When cells divide, they pack up all of their genetic material in the tightly wrapped chromosomes. The ends of our chromosomes have a unique structure, named a telomere. Replication of telomeres requires specialized mechanisms, which adult organisms only have in a small number of cells. This means that chromosomes become shorter over time, limiting the lifespan of cells and contributing to aging. Telomeres are also very sensitive to oxidative damage, which affects their ability to replicate. EPFL scientists have now discovered a protein that associates with chromosomes during cell division and protects their tips from oxidative damage. The discovery, published in Cell Reports, could have significant implications for how we could treat cancer and other age-related diseases in the future.
Division, damage, and shortening
Precise transmission of the genome from a cell to its progeny is vital to maintain its characteristics and for the health of the entire organism. Our genome is constantly subjected to damage from environmental factors such as sunlight and oxygen radicals, which are by-products of our normal metabolic functions. As such, oxidative damage is a constant threat to all life on Earth.
Cells have evolved numerous antioxidative defenses, but some parts of the cell, like the chromosome tips, the telomeres, are particularly vulnerable to oxidative damage. Telomeres are sequences of repetitive nucleotides at each end of a chromosome. Their role is to protect that end from damage or from fusing with other chromosomes, which would be catastrophic for the cell. In most adult tissues, every time it divides, its chromosomes shorten a little in length; eventually, the telomeres shorten so much that the end of the chromosome becomes exposed, which causes either the death of the cell or an irreversible block to further divisions. This process is accelerated by oxidative damage. The prevailing theory of aging, as well as cancer, cites a central role for oxidative damage of the telomeres in these processes.
An enzyme that protects telomeres
Chromosomes are made up of DNA that is tightly wound up around specialized proteins. The labs of Joachim Lingner and Viesturs Simanis at EPFL analyzed the protein make-up of telomeres across the entire cell cycle to better understand how oxidative damage affects telomeres during division.
The researchers used a number of molecular biology techniques, including a relatively new one called QTIP, which labels various proteins in chromosomes so that researchers can compare and identify quantitative differences between the protein composition of telomeres in various phases of the life cycle.
The study identified an enzyme called Peroxiredoxin 1 (PRDX1). It functions as an antioxidant enzyme, meaning that it is used by cells to mitigate the effects of oxidative damage.
Using QTIP, the researchers found large amounts of PRDX1 on telomeres during two phases of the cell cycle: the phase when the cells synthesizes new DNA and duplicates its genetic material (S-phase), and during the immediately following phase (G2), when the cell grows in size just before it begins dividing.

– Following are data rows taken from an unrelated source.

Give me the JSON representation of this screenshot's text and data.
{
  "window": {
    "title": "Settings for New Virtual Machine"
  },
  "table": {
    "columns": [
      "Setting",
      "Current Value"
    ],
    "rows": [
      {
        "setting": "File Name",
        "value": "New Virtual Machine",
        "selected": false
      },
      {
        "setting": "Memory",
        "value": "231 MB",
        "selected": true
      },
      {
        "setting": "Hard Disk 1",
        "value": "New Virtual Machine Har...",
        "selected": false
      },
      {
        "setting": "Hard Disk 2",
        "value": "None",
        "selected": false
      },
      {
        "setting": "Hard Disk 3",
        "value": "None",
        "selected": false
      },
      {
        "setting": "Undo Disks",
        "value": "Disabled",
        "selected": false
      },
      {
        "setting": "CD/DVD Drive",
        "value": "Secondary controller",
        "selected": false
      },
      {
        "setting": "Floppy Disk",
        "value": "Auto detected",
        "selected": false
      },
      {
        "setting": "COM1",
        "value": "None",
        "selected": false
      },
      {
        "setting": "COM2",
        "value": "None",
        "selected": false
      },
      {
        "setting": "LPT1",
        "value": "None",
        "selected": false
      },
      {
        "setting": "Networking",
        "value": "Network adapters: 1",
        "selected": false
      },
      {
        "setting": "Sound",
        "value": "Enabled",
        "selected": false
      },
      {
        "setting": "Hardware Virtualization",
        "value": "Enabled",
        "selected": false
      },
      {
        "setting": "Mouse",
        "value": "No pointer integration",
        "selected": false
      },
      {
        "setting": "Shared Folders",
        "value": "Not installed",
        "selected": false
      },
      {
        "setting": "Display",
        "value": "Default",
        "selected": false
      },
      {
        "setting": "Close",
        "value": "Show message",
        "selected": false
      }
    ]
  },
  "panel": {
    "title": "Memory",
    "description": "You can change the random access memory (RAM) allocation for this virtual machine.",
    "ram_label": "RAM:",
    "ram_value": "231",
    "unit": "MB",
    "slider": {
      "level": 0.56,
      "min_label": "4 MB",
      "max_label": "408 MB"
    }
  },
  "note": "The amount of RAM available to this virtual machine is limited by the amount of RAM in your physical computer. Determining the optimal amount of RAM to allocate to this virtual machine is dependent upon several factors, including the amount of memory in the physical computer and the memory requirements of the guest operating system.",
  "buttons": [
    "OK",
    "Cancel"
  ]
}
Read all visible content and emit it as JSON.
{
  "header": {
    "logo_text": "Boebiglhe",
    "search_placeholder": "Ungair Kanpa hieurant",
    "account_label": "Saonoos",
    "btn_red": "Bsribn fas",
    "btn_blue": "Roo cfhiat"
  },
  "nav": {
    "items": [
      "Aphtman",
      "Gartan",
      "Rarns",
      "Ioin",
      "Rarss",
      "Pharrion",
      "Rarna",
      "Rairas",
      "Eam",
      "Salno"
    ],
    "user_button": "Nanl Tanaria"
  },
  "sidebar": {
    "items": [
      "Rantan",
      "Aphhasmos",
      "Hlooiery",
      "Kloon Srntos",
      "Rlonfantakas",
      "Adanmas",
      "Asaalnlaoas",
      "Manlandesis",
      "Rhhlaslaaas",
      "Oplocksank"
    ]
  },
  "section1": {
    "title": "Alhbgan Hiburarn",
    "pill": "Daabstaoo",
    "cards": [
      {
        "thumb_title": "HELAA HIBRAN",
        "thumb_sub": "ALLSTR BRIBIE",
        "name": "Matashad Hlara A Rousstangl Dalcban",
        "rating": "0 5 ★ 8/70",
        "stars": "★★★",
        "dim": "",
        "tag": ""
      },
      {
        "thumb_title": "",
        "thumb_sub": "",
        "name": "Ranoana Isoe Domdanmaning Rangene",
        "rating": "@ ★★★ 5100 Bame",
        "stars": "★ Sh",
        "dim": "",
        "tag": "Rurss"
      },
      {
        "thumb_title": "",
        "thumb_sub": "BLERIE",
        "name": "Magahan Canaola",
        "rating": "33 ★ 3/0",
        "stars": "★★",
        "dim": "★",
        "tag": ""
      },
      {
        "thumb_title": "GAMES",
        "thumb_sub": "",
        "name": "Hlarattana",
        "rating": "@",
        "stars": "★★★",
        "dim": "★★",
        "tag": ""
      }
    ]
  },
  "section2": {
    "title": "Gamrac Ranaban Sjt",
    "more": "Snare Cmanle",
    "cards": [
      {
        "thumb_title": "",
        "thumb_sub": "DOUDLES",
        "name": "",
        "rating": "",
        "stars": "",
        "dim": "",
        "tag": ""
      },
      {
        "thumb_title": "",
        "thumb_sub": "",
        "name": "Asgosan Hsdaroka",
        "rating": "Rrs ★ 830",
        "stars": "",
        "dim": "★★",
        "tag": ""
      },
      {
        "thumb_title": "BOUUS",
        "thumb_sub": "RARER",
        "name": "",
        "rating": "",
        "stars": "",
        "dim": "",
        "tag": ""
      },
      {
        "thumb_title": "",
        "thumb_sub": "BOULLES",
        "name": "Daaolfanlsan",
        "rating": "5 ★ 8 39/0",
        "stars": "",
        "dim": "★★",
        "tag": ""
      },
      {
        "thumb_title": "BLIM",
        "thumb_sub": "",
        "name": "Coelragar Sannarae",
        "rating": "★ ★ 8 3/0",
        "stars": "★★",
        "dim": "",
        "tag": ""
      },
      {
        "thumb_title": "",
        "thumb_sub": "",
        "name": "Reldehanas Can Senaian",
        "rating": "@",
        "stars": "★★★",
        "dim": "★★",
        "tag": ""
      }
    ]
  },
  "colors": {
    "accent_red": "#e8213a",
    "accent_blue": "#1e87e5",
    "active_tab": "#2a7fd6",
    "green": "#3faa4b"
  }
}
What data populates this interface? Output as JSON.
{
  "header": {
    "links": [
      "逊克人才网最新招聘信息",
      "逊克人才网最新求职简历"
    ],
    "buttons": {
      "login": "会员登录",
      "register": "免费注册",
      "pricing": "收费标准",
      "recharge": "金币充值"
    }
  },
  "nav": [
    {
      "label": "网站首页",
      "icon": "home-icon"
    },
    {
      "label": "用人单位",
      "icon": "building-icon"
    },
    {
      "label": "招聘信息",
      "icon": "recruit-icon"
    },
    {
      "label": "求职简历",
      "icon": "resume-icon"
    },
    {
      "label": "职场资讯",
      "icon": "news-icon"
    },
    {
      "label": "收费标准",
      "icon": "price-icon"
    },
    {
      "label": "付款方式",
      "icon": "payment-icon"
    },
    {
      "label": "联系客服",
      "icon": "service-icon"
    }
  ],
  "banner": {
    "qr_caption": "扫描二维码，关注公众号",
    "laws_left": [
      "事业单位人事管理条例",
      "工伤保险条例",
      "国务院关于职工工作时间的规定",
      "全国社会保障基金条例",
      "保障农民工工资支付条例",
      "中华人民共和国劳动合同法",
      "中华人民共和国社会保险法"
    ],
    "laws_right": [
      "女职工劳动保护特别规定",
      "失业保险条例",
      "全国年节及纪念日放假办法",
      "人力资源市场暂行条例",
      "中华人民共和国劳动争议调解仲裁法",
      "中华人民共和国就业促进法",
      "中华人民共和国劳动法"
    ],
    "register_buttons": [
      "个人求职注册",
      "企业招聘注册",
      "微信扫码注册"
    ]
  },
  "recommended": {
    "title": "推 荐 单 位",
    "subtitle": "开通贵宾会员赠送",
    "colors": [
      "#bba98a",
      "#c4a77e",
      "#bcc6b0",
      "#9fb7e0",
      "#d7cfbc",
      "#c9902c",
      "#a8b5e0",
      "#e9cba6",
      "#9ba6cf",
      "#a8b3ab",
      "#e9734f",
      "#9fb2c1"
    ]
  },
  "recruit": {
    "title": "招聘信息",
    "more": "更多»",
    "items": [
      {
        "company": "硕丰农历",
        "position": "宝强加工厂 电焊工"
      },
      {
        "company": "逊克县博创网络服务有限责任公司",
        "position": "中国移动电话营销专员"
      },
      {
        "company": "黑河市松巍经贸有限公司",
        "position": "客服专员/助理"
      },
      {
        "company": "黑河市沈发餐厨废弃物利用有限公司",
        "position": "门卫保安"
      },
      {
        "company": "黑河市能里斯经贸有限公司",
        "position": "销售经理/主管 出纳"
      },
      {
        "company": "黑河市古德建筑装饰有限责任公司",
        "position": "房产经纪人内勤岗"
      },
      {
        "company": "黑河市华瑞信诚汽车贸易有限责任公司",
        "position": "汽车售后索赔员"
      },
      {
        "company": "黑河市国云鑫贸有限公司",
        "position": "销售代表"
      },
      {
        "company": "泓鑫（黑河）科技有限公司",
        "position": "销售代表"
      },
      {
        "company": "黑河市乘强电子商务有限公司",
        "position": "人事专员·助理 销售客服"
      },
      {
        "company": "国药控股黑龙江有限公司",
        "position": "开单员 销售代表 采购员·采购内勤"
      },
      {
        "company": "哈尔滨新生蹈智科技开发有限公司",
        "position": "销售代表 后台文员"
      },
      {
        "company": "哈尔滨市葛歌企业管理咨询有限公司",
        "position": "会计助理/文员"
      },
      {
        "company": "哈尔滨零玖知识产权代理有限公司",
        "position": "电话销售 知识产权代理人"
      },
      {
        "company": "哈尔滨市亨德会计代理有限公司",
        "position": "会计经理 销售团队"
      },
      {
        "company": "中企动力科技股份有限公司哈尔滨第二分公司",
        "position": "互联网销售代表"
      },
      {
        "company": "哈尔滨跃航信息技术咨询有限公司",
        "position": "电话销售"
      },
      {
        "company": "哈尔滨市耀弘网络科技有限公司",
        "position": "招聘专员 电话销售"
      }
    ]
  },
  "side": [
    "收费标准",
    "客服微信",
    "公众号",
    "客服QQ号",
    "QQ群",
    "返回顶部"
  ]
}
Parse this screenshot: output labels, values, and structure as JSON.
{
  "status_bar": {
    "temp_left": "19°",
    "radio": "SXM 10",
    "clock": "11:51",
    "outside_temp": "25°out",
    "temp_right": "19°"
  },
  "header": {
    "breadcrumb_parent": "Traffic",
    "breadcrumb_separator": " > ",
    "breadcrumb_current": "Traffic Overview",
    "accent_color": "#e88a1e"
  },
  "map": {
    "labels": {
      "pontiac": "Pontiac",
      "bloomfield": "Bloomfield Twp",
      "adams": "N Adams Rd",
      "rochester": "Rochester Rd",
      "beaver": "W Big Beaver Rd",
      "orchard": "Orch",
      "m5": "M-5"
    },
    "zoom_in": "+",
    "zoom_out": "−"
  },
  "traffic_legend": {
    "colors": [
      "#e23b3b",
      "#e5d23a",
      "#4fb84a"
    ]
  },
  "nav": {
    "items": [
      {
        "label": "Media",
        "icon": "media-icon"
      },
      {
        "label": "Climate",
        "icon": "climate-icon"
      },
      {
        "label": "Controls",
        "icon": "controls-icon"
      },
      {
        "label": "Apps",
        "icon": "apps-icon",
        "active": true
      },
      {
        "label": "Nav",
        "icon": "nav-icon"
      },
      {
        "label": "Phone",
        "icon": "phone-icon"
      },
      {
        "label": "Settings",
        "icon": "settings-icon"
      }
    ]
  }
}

Using genetic techniques, the scientist removed PRDX1 from the cells, and found that the telomeres were even more susceptible to oxidative damage. This means that PRDX1 plays an antioxidative role that protects telomeres.
In addition, the researchers were able to shed some light onto how oxidative damage affects telomeres. When they incorporated an oxidatively damaged nucleotide into telomeres, they found that the chromosome stopped growing. The reason is that the enzyme called telomerase that builds chromosomes by elongating them abruptly abandoned the process when it encountered the damaged nucleotide. As cancer cells require telomerase for survival this finding may open up novel avenues for attacking this enzyme in cancer.
"Our study links oxidative damage and telomeres, both of which have been previously linked to aging and cancer," says Joachim Lingner. In addition to these, oxidative damage of telomeres is also connected to cardiac failure and muscular dystrophy. Having identified PRDX1, Lingner's lab will now try to determine if there are other antioxidant enzymes that can protect telomeres: "We expect that further studies of this problem will provide insights that help us understand mechanisms of cancer development, aging and inherited disease."